##### Listed records #####

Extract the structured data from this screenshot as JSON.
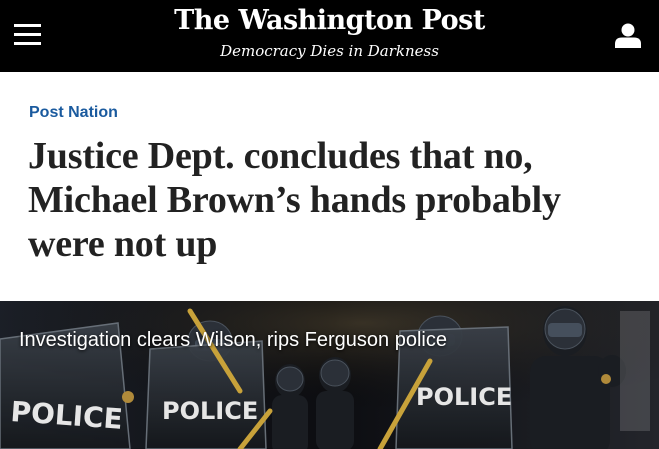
{
  "header": {
    "masthead": "The Washington Post",
    "tagline": "Democracy Dies in Darkness",
    "menu_icon": "hamburger-menu-icon",
    "user_icon": "user-account-icon"
  },
  "article": {
    "section": "Post Nation",
    "headline": "Justice Dept. concludes that no, Michael Brown’s hands probably were not up"
  },
  "photo": {
    "caption": "Investigation clears Wilson, rips Ferguson police",
    "shield_labels": [
      "POLICE",
      "POLICE",
      "POLICE"
    ]
  },
  "colors": {
    "header_bg": "#000000",
    "section_link": "#1a5a9e",
    "headline_text": "#222222"
  }
}
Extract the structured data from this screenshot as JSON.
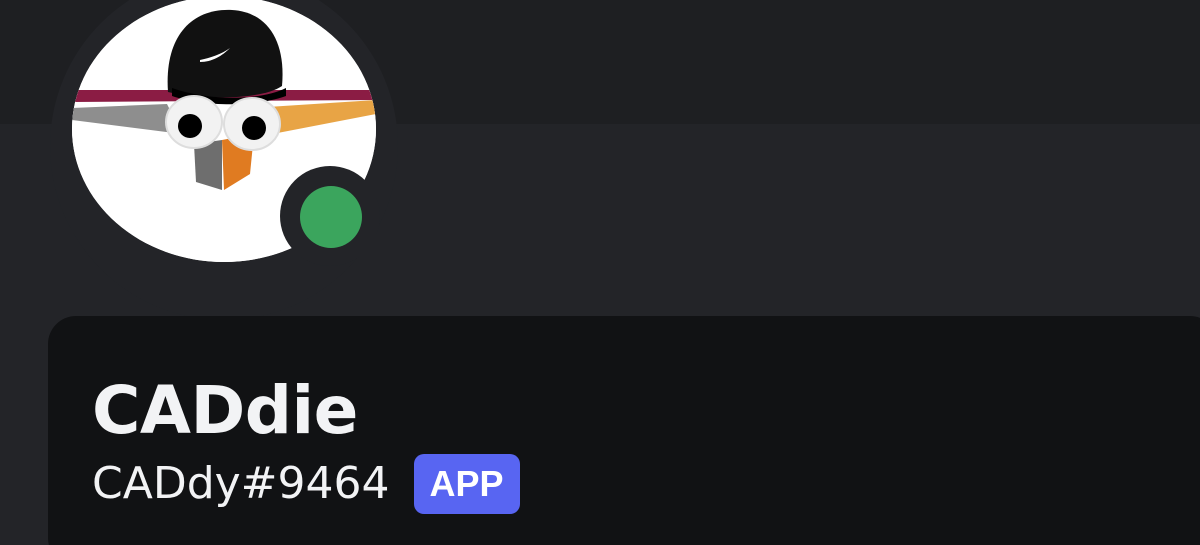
{
  "profile": {
    "display_name": "CADdie",
    "username": "CADdy#9464",
    "badge": "APP",
    "status": "online",
    "avatar_icon": "caddie-bot-avatar"
  },
  "colors": {
    "background": "#232428",
    "banner": "#1e1f22",
    "card": "#111214",
    "status_online": "#3ba55d",
    "badge": "#5865f2",
    "text_primary": "#f2f3f5"
  }
}
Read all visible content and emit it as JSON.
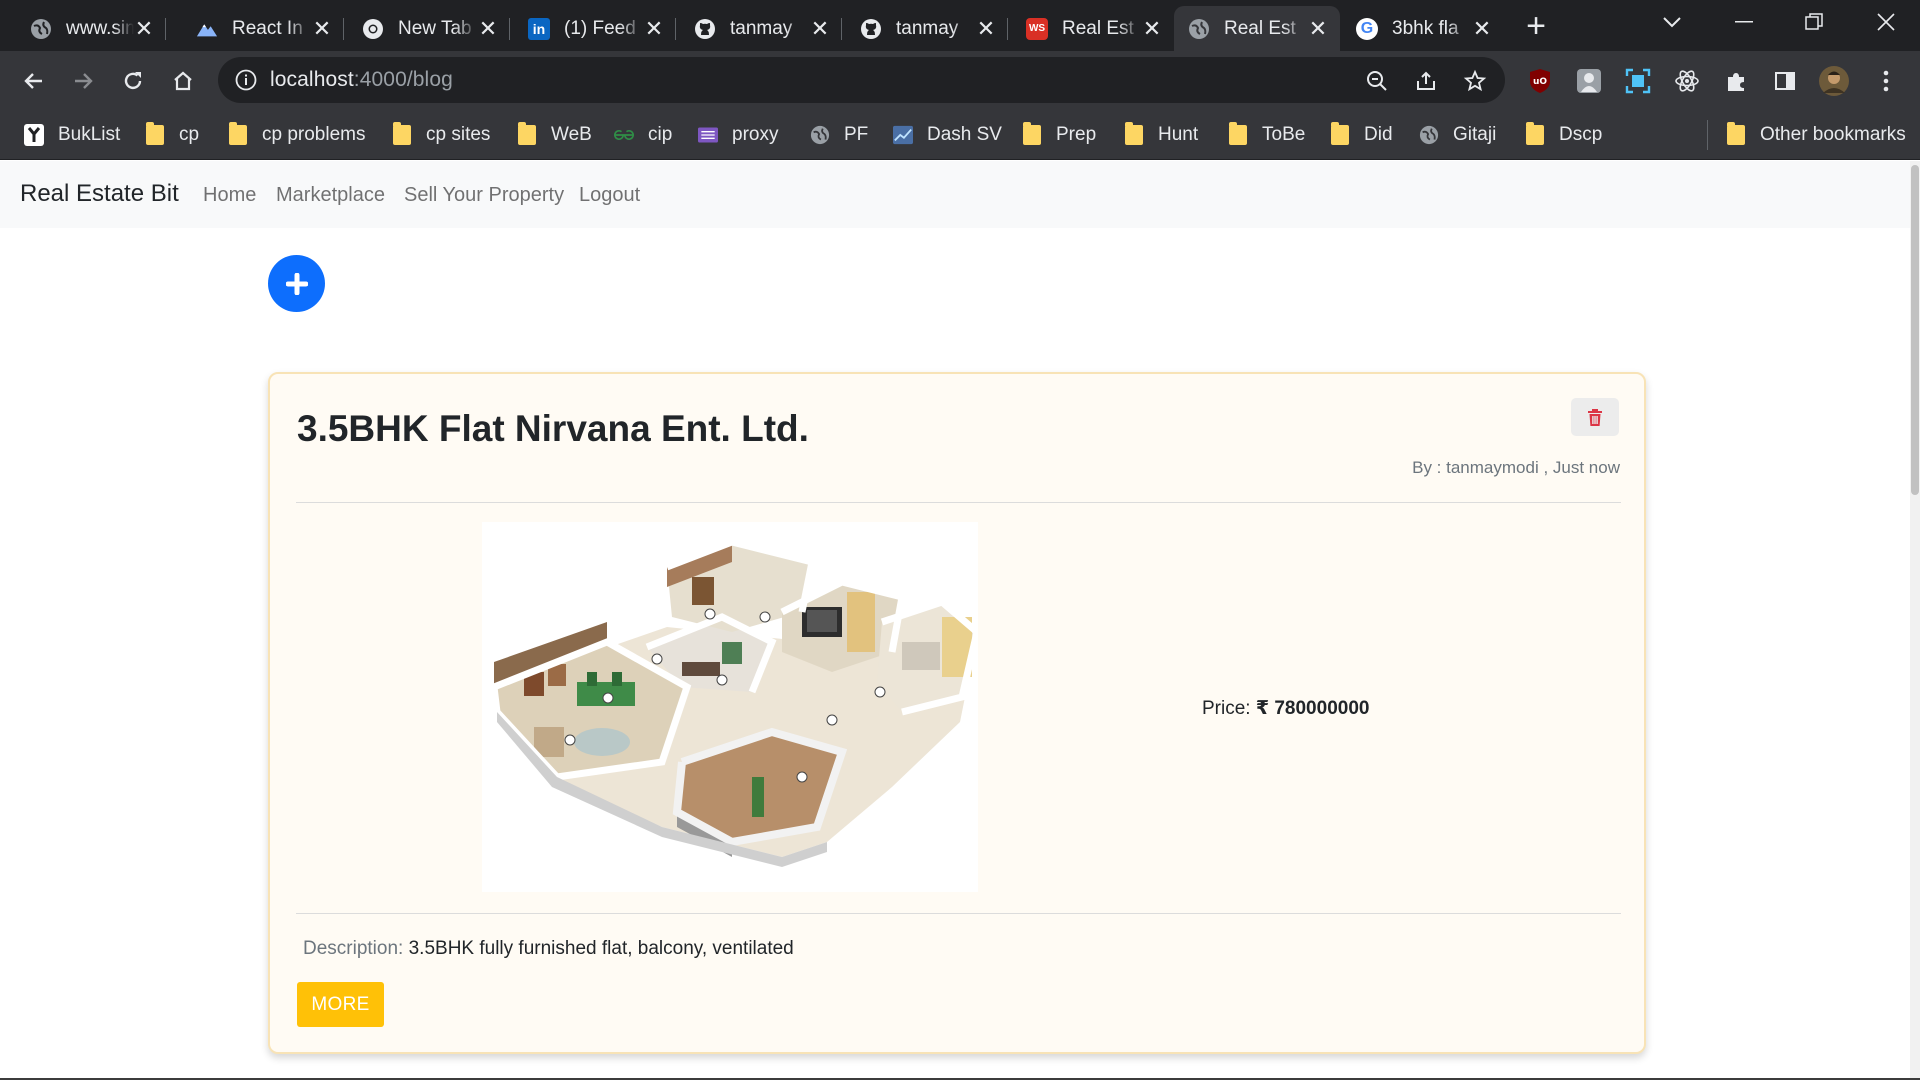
{
  "browser": {
    "tabs": [
      {
        "label": "www.sim",
        "icon": "globe-icon"
      },
      {
        "label": "React In",
        "icon": "mountain-icon"
      },
      {
        "label": "New Tab",
        "icon": "chrome-icon"
      },
      {
        "label": "(1) Feed",
        "icon": "linkedin-icon"
      },
      {
        "label": "tanmay",
        "icon": "github-icon"
      },
      {
        "label": "tanmay",
        "icon": "github-icon"
      },
      {
        "label": "Real Est",
        "icon": "ws-icon"
      },
      {
        "label": "Real Est",
        "icon": "globe-icon"
      },
      {
        "label": "3bhk fla",
        "icon": "google-icon"
      }
    ],
    "url": {
      "host": "localhost",
      "path": ":4000/blog"
    },
    "bookmarks": [
      {
        "label": "BukList",
        "icon": "app-icon"
      },
      {
        "label": "cp",
        "icon": "folder-icon"
      },
      {
        "label": "cp problems",
        "icon": "folder-icon"
      },
      {
        "label": "cp sites",
        "icon": "folder-icon"
      },
      {
        "label": "WeB",
        "icon": "folder-icon"
      },
      {
        "label": "cip",
        "icon": "gfg-icon"
      },
      {
        "label": "proxy",
        "icon": "list-icon"
      },
      {
        "label": "PF",
        "icon": "globe-icon"
      },
      {
        "label": "Dash SV",
        "icon": "chart-icon"
      },
      {
        "label": "Prep",
        "icon": "folder-icon"
      },
      {
        "label": "Hunt",
        "icon": "folder-icon"
      },
      {
        "label": "ToBe",
        "icon": "folder-icon"
      },
      {
        "label": "Did",
        "icon": "folder-icon"
      },
      {
        "label": "Gitaji",
        "icon": "globe-icon"
      },
      {
        "label": "Dscp",
        "icon": "folder-icon"
      }
    ],
    "other_bookmarks": "Other bookmarks"
  },
  "app": {
    "brand": "Real Estate Bit",
    "nav": [
      "Home",
      "Marketplace",
      "Sell Your Property",
      "Logout"
    ],
    "add_button_icon": "plus-icon"
  },
  "listing": {
    "title": "3.5BHK Flat Nirvana Ent. Ltd.",
    "byline": "By : tanmaymodi , Just now",
    "price_label": "Price:",
    "price_value": "₹ 780000000",
    "description_label": "Description:",
    "description": "3.5BHK fully furnished flat, balcony, ventilated",
    "more_label": "MORE"
  },
  "colors": {
    "primary": "#0d6efd",
    "warning": "#ffc107",
    "danger": "#dc3545",
    "card_bg": "#fffbf4",
    "card_border": "#f8e3b6"
  }
}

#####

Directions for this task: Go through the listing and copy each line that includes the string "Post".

Result:
    "masthead": "The Washington Post",
    "section": "Post Nation",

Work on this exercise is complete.